The autism world is full of flamers and trolls from both sides of autism politics. Militants on both sides may be closed to real discussion and far more interested in their vitriolic conspiracies.

As a moderate I understand the passion of both sides. As someone assessed as a psychotic infant, a disturbed child and diagnosed as an autistic adult, I have been the physically ill self injurious child who can’t learn from being told or shown and behaves as if the household is a war zone. And as an autism consultant I have seen violent, self injurious children with autism and their battered parents and terrified siblings.

I have also met those who have grown up with developmental differences and been bullied for years and socially excluded for these and these people deserve understanding and self esteem too and if seeing themselves as part of a culture gives them that, then as long as they are clear they are people, not labels, why should it matter.

Autism is a spectrum and in that spectrum are severely ill, highly challenged people and others with significant challenges for whom the condition is more cultural than physical and all manner of people in between. Sometimes people progress, with treatment, from one end to the other. That progression may be slow and limited or dynamic and profound and others simply grow up to be bigger versions of what they were at age 3. With all the preciousness and autism circus rubbish going, its not surprising camps polarise and defend their labels and theories but when we lose humanity and learning in the process its time to chill out, stand back and get off our high horses.

If an adult can’t express themselves in public arenas without flaming people, they may be best to come back when they have learned to practice some impulse control.
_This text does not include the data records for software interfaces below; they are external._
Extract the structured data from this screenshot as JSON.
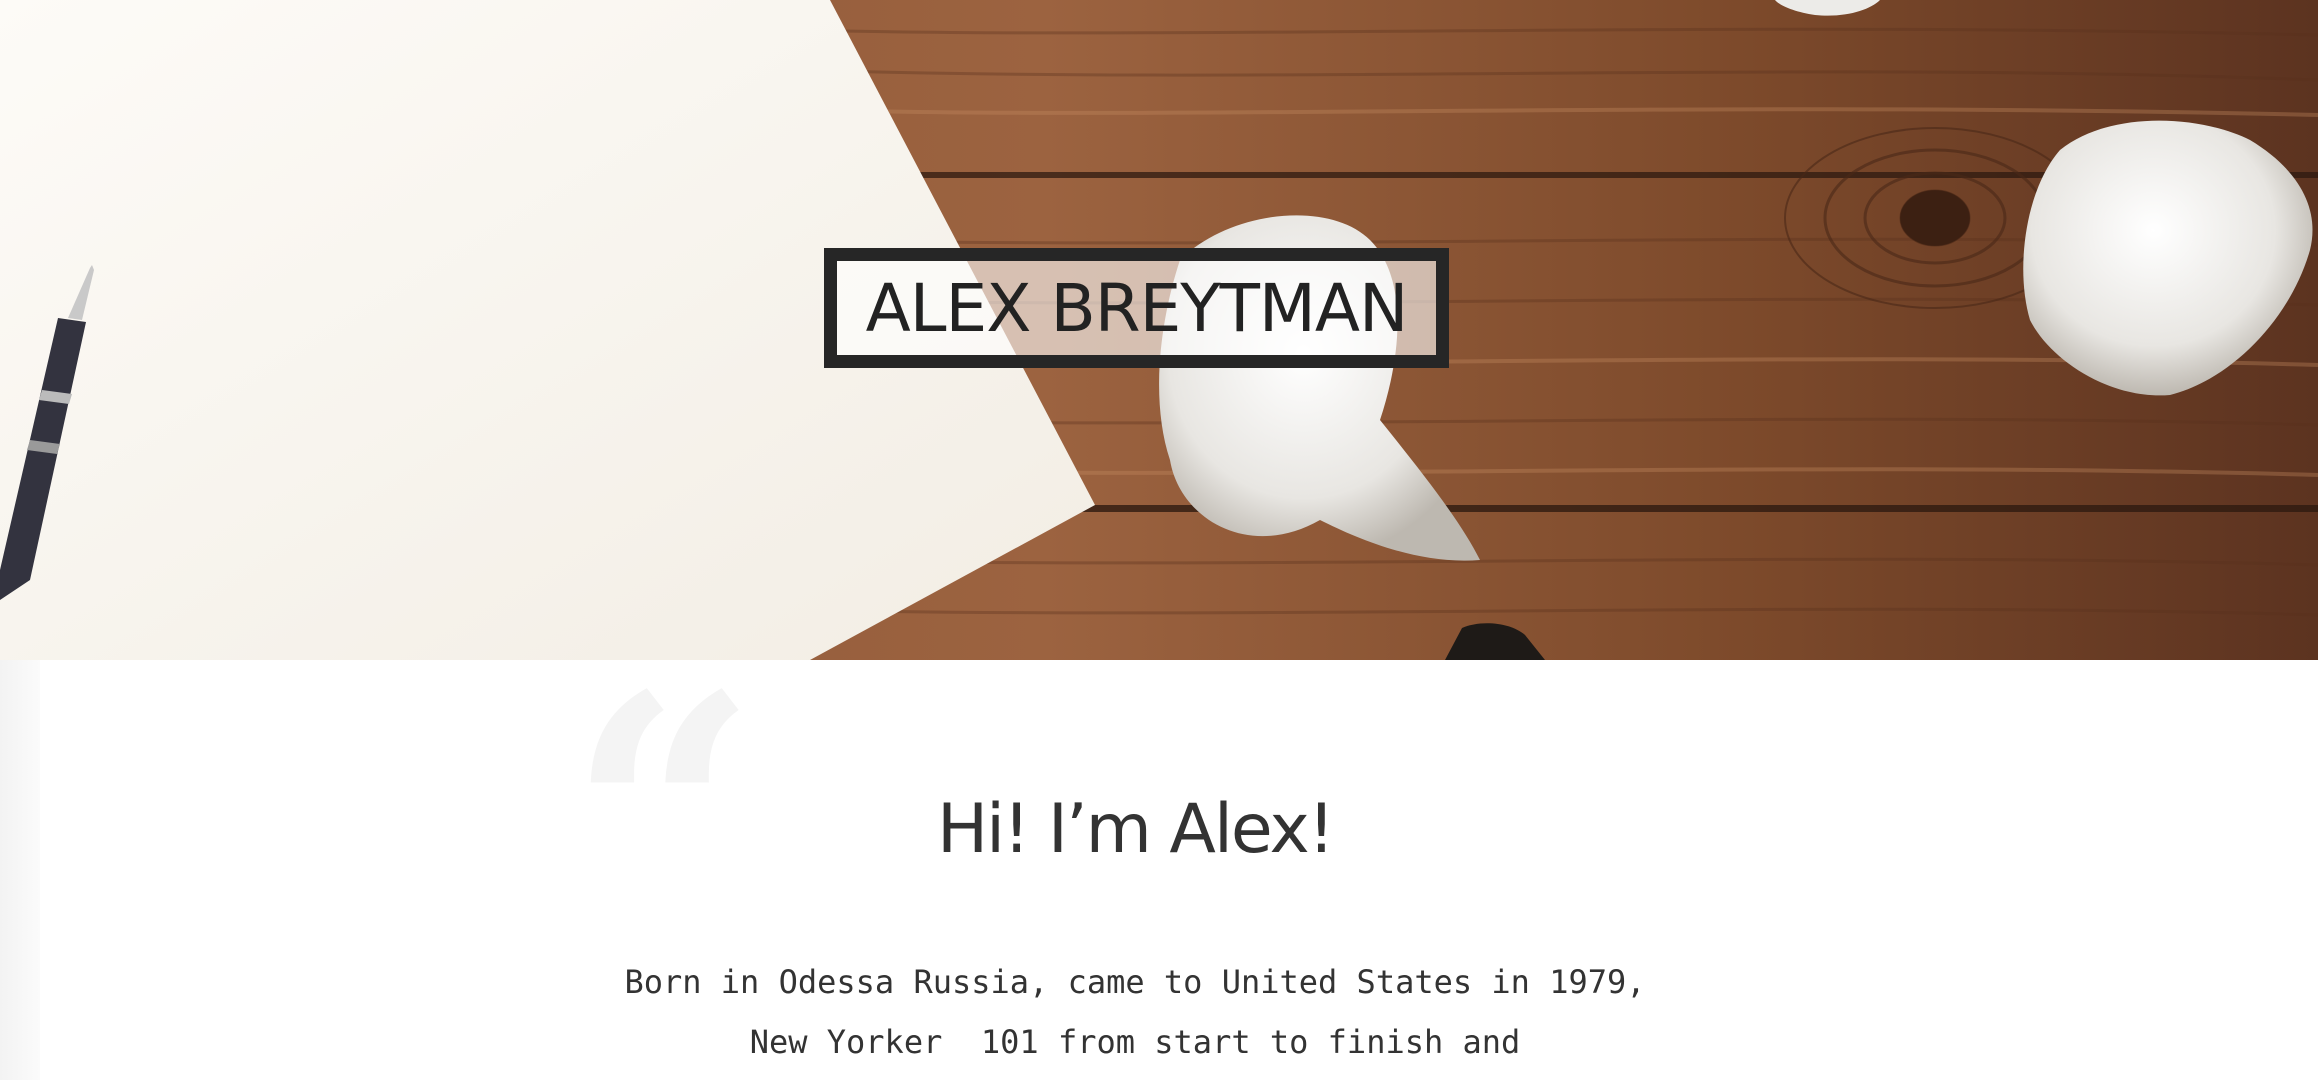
{
  "hero": {
    "title": "ALEX BREYTMAN"
  },
  "about": {
    "greeting": "Hi! I’m Alex!",
    "bio": "Born in Odessa Russia, came to United States in 1979, New Yorker  101 from start to finish and"
  },
  "decor": {
    "quote_mark": "“"
  },
  "colors": {
    "wood": "#7a4a2c",
    "paper": "#fbf8f2",
    "text": "#333333",
    "title_border": "#262626"
  }
}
Those who can’t tell the difference between controversy and research, media melodrama and fact, flaming and discussion, trolling and caring, stalking and interest may need to consider their confusion between passion for their cause and reckless damage.

Here’s sound advice on how to manage trolls… I try where possible to stick with this ( from http://www.teamtechnology.co.uk/troll-tactics.html )

  • ignore postings that you suspect may be from trolls.
  • don’t invest any of your self emotionally until you have verified beyond all doubt that the person you are dealing with is genuine
  • beware of off list emails that praise and flatter, or seem to evoke sympathy. If you feel yourself beginning to like someone, ask first: how much verifiable data do I have about them?
  • if you do get involved in anyone, seek out verifiable data. Trolls will provide some data that will lead to dead ends; real people will provide some data that is open-ended and leads to a myriad of sources which enable you to verify their genuine status
  • if you must respond to a troll posting, don’t get involved in the argument; limit it to pointing out that the posting may be considered as trollish, for the benefit of other list members.
  • Write to the listmaster to highlight what is happening
  • Write to the postmaster of the troll’s domain. Keep it simple, polite and to the point (they are very busy!). Include your evidence (e.g.: offensive emails) and the full email header information, so that the troll can be properly traced.
  • Listmasters can also make their lists restricted, and conduct a security analysis of each list application before allowing them to subscribe. This is probably easier to do in areas that have professional associations or qualifications.

… Donna Williams